DEAR LIVING: No, but you should certainly consider doing it. You can also make yourself less available to the complainers by putting your phone on mute during the hours you prefer not to be disturbed. This is not to say your suggestions aren't good ones, just that I have urged readers for years to prepare well in advance for retirement and discuss with their spouse (if they have one) how the realities of daily living will change when it comes to chores and conserving personal space.
DEAR ABBY: A man has been reaching out to me on social media for three years. He claims to be in love with me (after having met me once, briefly), and I think I believe him.

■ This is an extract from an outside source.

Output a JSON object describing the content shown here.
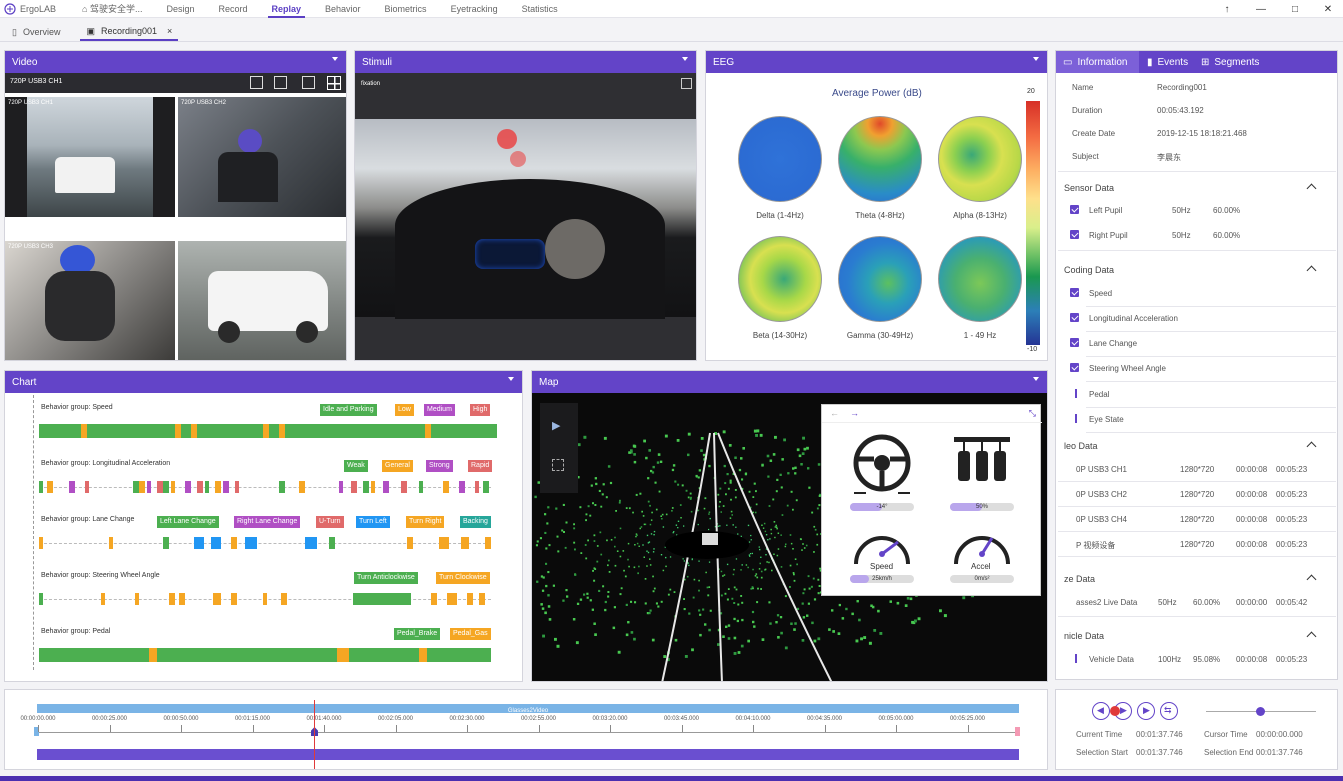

It's hard to explain, but I think I may feel the same way toward him. The problem is, I have ignored him for the last three years. I blocked him on all social media, but he keeps finding ways to contact me. He even had flowers delivered to my house. To tell the truth, I ghosted him because I'm terrified of what our "love at first sight" connection could mean. I have been hurt in the past, and I know a relationship of this magnitude could destroy me emotionally.
I feel terrible for ignoring him, but my friends and family insist that he is a stalker, and they would never understand if I decided to pursue a relationship with him. I feel paralyzed. What should I do? -- CONFUSED OUT EAST
DEAR CONFUSED: If a relationship of this magnitude could destroy you emotionally, then I do not recommend pursuing it. Sane individuals who have been ignored for three years usually take the hint and walk away. Listen to your family. What this man has been doing is, to say the least, unusual and could, indeed, be considered stalking.